• WHAT IS REQUIRED
Going through the entries below, find how many lines hold "icon", then give that number alone.

▬▬▬▬▬▬

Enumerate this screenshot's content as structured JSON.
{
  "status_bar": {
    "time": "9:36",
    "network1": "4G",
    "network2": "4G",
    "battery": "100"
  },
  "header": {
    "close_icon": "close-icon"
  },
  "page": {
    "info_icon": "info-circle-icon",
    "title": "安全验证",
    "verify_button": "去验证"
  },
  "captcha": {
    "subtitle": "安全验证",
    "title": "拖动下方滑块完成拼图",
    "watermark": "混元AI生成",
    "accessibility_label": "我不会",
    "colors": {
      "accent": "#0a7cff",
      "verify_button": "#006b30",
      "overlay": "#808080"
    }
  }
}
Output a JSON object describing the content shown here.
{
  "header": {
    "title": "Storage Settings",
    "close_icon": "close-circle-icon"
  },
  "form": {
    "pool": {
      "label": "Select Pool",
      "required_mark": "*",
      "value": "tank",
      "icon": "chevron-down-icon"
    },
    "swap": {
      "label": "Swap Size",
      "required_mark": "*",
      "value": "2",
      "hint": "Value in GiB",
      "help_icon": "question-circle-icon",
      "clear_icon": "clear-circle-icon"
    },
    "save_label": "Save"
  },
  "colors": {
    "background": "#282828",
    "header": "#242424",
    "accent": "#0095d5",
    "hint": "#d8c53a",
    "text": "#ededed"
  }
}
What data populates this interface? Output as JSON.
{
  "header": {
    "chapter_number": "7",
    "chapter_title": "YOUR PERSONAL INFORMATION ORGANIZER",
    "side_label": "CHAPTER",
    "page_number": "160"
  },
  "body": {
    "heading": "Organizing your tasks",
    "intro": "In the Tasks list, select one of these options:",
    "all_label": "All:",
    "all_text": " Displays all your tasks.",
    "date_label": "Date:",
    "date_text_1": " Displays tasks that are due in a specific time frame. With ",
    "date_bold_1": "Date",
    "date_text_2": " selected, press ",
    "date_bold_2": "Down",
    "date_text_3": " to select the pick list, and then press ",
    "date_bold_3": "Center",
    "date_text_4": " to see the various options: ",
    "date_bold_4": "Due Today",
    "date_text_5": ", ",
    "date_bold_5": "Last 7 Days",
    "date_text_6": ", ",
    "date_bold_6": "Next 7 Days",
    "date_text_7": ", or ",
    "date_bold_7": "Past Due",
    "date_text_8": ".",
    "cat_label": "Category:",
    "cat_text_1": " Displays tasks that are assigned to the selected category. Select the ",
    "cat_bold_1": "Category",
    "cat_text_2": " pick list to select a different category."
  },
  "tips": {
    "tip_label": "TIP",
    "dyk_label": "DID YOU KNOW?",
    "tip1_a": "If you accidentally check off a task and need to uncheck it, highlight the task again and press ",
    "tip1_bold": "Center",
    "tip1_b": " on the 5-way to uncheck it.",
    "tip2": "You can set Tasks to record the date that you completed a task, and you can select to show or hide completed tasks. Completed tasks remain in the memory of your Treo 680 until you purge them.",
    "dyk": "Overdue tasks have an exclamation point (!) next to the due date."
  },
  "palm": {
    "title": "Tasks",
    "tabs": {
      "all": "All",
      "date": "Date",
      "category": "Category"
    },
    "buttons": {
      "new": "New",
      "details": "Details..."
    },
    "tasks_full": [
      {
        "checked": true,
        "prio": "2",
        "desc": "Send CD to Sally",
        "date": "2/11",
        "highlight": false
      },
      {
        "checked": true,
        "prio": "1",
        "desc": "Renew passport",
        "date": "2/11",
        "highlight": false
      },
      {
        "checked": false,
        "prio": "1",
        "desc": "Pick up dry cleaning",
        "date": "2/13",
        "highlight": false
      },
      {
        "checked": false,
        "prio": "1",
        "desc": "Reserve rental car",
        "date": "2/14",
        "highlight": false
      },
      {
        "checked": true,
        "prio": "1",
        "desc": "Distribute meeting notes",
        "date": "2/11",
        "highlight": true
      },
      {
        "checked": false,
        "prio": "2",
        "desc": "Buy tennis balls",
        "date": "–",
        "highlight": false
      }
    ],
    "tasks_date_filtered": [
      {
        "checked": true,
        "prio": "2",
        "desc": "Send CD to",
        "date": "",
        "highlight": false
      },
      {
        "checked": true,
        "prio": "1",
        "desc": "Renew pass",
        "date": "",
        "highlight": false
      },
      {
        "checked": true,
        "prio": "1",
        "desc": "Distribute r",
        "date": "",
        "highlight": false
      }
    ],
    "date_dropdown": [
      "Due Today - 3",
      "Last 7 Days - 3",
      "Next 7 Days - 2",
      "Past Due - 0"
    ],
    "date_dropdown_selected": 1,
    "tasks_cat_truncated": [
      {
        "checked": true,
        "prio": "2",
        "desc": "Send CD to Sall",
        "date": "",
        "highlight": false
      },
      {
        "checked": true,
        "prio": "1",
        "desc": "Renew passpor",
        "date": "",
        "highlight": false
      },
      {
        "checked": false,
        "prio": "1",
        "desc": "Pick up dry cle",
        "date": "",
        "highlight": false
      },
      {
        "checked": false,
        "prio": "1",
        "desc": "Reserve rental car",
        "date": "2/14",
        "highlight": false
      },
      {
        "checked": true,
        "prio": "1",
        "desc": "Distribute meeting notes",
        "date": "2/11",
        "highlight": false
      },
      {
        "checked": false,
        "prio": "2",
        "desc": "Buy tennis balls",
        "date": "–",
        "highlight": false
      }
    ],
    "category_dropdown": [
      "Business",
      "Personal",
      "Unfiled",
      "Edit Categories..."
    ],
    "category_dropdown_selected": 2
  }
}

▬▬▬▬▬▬

• SOLUTION FOR THIS EXERCISE
6